1820 words (5.2 pages)
- ... It was filled with happiness and laughter. The radio was on and we were listening to country music, the only thing my mother listens to. A familiar song came on my mother favorite at the time “if you 're going through hell” by Rodney Atkins a song that I could still sing every word too. She loved this song because at the time she probably felt as if she was going through hell and she was finally coming out of it. Things where finally looking up for us. On this particular day we were finally out of the safe house that we had been in for over 2 months.... [tags: Family, Mother, Wife, Father]
721 words (2.1 pages)
- The things we do are what define ourselves. Desperate teenagers tend to make unreasonable decisions trying to fit into society. “Where Are You Going, Where Have You Been?,” a story written by Joyce Carol Oates relates the story of a young girl that flaunts her beauty which ultimately leads to her abduction. Lost in a fantasy world, Connie, a self-absorbed 15-year-old girl, spends much of her time going out with her friends and meeting older boys. One night, she captures a stranger’s attention and he decides to do whatever it takes to take her with him.... [tags: Fantasy, Teenagers, Stranger]
553 words (1.6 pages)
- “Where Are You Going, Where Have You Been?”: A Critical Analysis Of her hundreds of short stories, Joyce Carol Oates’s “Where Are You Going, Where Have You Been?” continues to be widely discussed among literary critics. In his article “Oates’s Where Are You Going, Where Have You Been?”, David Gratz claims that Oates’s story can be read as a parable for a young girl’s fear of adulthood. He agrees there is much textual evidence that Connie dreams of her disturbing experience with Arnold Friend and that he is a “psychological projection” (Gratz 55) of her subconscious fears.... [tags: fears, sex, physical metamorphosis]

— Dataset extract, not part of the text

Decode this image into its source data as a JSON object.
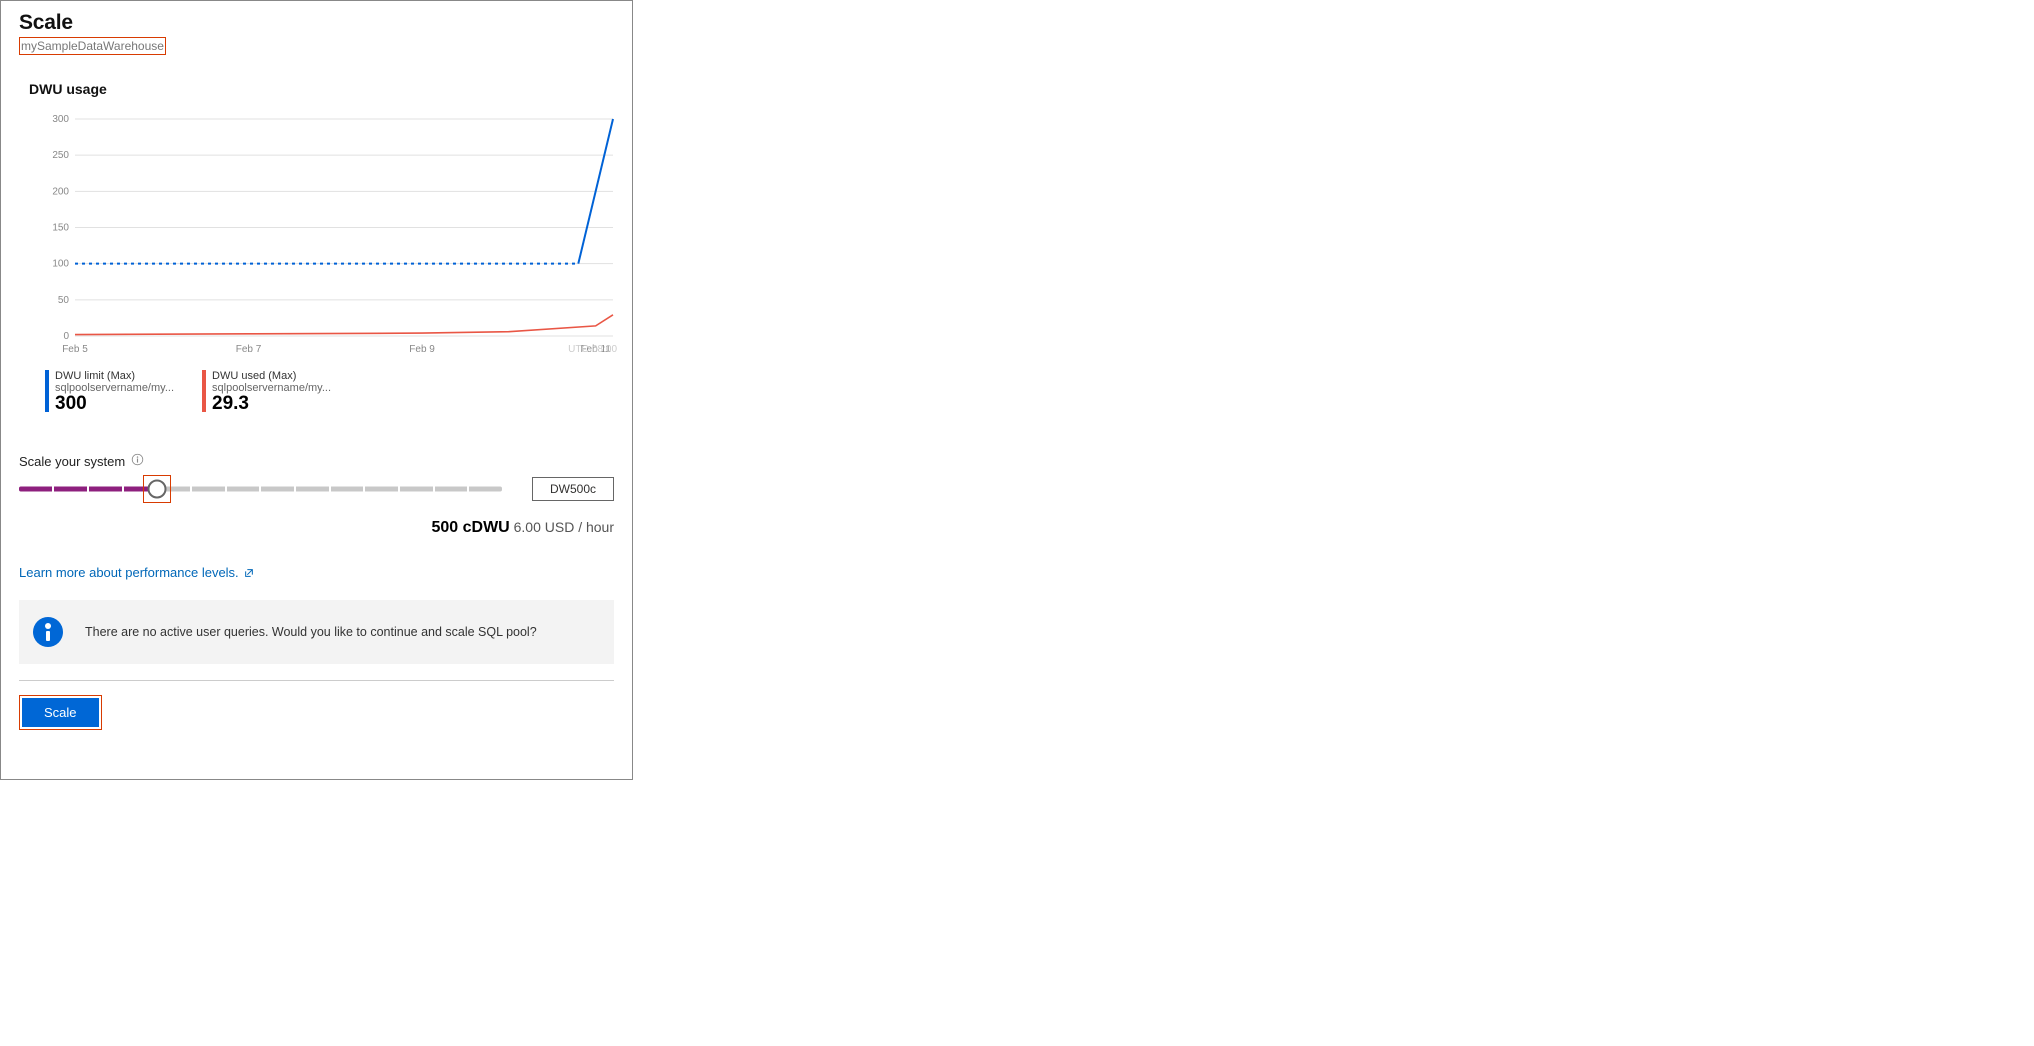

777 words (2.2 pages)
- What The World Has Done... In "Where Are You Going, Where Have You Been?" the author, Joyce Carol Oates, essentially asserts that the nuances of one's personality are not generated from within, but rather shaped by external circumstances. This is an argument whose justification is abundantly clear in the inner conflict of Connie, the protagonist of the book. The source of that struggle is her unstable relationship with her family, which ultimately results in her identity conflict. As one who always been deprived of father-figure, she feels the need to acquire attention from boys in order to fill that void.... [tags: American Literature Joyce Carol Oates]
854 words (2.4 pages)